“Final terms” are still being sorted out, but landlords are being urged to “provide flexibility” in the meantime. This new plan also includes a “rent forgiveness agreement,” which includes a moratorium on eviction, according to a government release.

With May rent coming due in a week, time is of the essence for many small- and medium-sized businesses who have been unable to operate under the public health restrictions and have been without any substantial income for at least a month. Some landlords have already issued eviction notices for businesses that didn't pay in April and Friday’s announcement is leaving some skeptical.

“There’s a bunch of desperate businesses out there,” said Canadian Federation of Independent Business (CFIB) President Dan Kelley in an interview on CTV News Channel Friday morning prior to Trudeau’s remarks.

He said, even with the wage subsidy application opening up on Monday and the ability for some businesses to access government-backed loans, rent is a “giant” expense and many businesses aren’t able or interested in going deep into debt while waiting out the pandemic which, so far, has no end in sight.

In a follow-up statement, the CFIB said they were pleased to see the relief offers rent forgiveness but are concerned the program may be too complicated and restrictive as to who will meet the threshold of a 70 per cent revenue reduction.

And, the biggest outstanding concern is the reliance on landlords to buy in.

“As landlords do not have to participate and will be expected to accept some losses under the program, they may choose to ignore it, even if their tenants badly need it,” the business organization noted.

According to CFIB survey results, more than 50 per cent of small businesses are not able to pay their rent on their own at the moment and 33 per cent do not trust their landlord to be reasonable. 

And while the program is available for non-profits and charities, the Health Charities Coalition says that for many of its members, income is down on average 50 per cent, which doesn’t meet the federal threshold for eligibility. They are calling for a grant program to cover operational costs. 

The federal NDP have been pushing for rent relief for weeks, saying the help is needed immediately and have said the onus should be on the government to step in, rather than businesses or landlords.

Speaking to the need for landlord buy-in, Finance Minister Bill Morneau said the federal government views this plan as a “very good” incentive for both sides, even with the landlord having to cover 25 per cent of their tenants' rent for three months.

Trudeau also committed that more help is in the works for larger businesses, and Small Business Minister Mary Ng said additional measures are in the works for entrepreneurs and sole-proprietors.  
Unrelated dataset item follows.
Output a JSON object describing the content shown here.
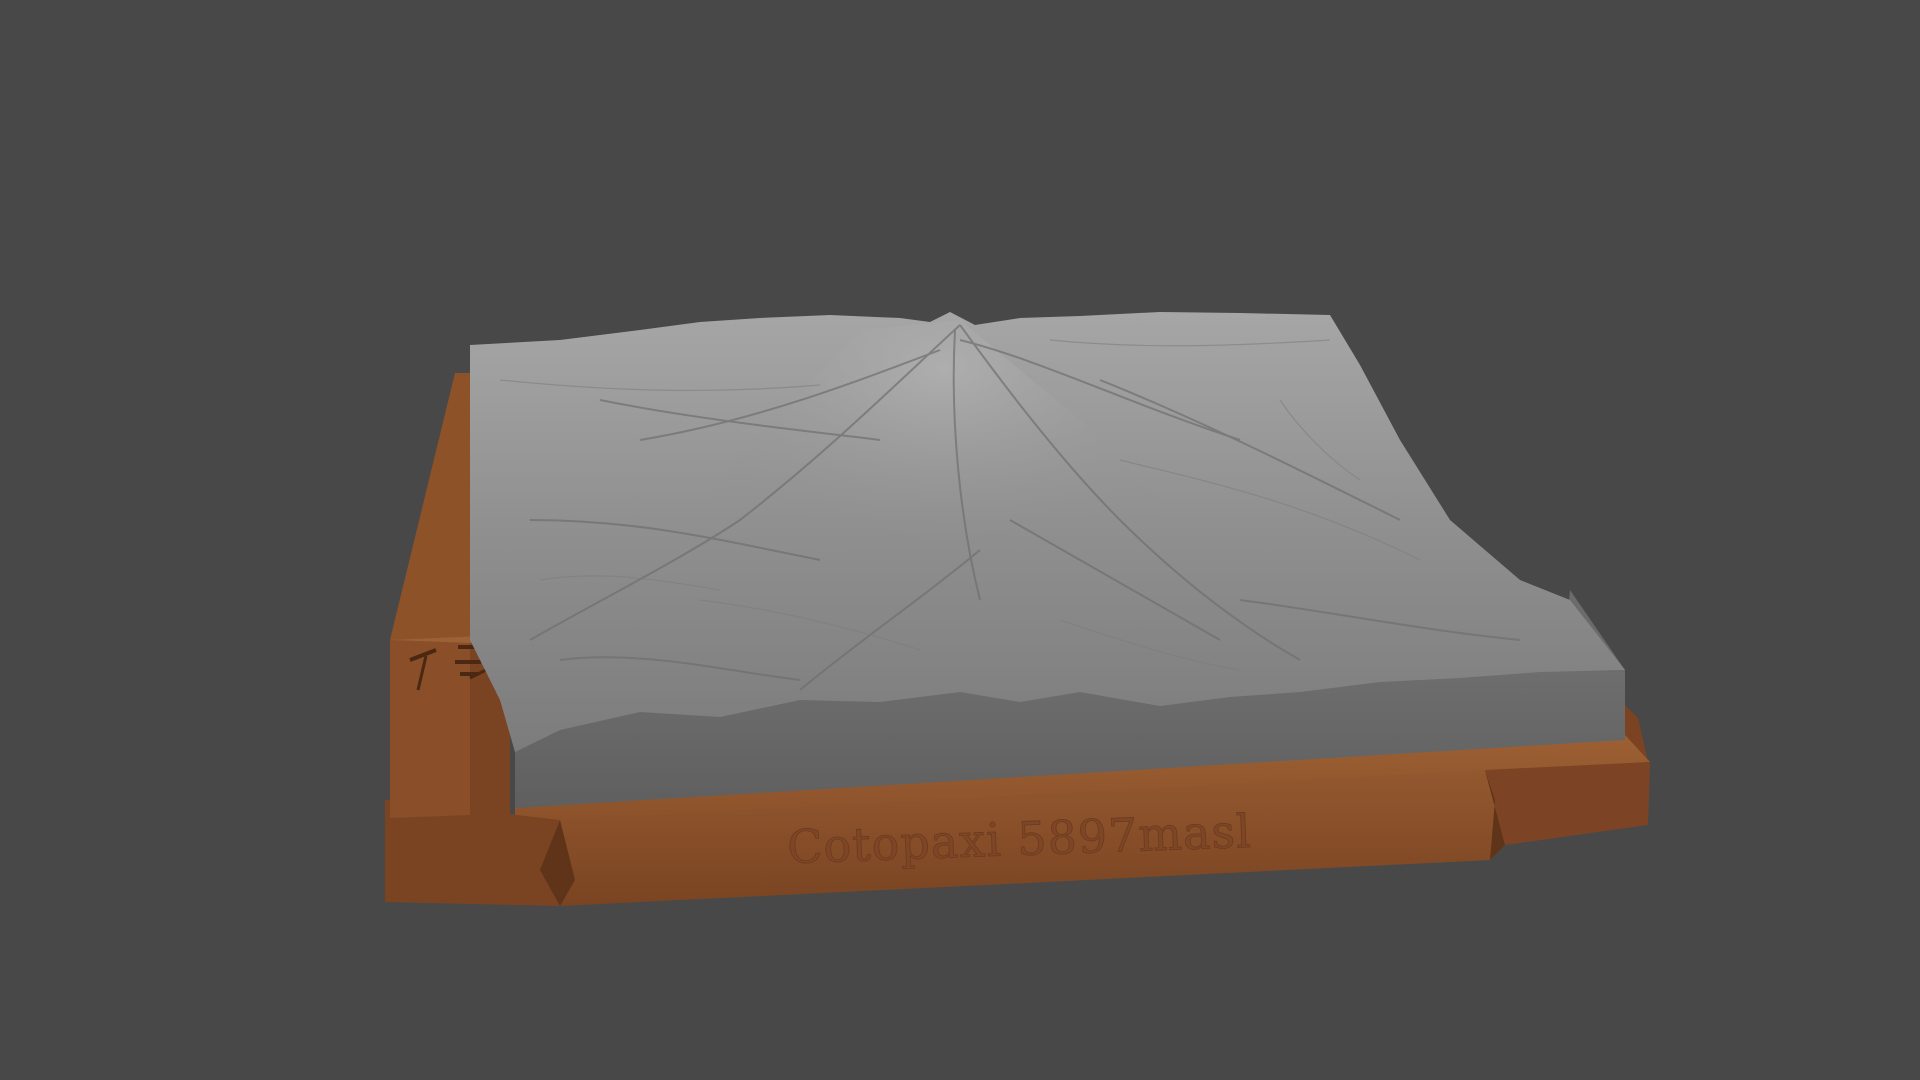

Trudeau is set to speak with premiers later on Friday, where the joint federal and provincial plan to top-up the salaries of some front-line workers is set to be on the agenda.

As many of these essential staff continue to work, waiting and wondering when this measure will come to fruition, talks have been ongoing about the details of this plan.

Trudeau said on Friday that the federal government is “offering billions of dollars to provinces to top-up the pay of essential workers and make sure that elderly Canadians get the support they deserve”

Canadians in long-term care homes are facing difficult and complex circumstances, but not all provinces are experiencing the same issues and so the desire and need for help on this front varies, Trudeau said.

“A number of provinces want to move forward very quickly, others had a few questions about how it would apply in their province where the pandemic is hitting less-hard, where budgetary constraints are different, choices are different. We are getting very close to having an agreement with all provinces and we should be able to move forward soon,” Trudeau said. 

What’s known so far is that in collaboration with the provinces and territories, wages are going to be boosted for essential workers who are making less than $2,500 a month.

Details on which staff will be deemed essential and would be eligible for this new funding is still being worked out, but the federal government estimates it could help “several million workers.”

This new temporary top-up will be distributed through a transfer to the provinces, with the cost shared, and intended to keep as many of these workers on the job as possible.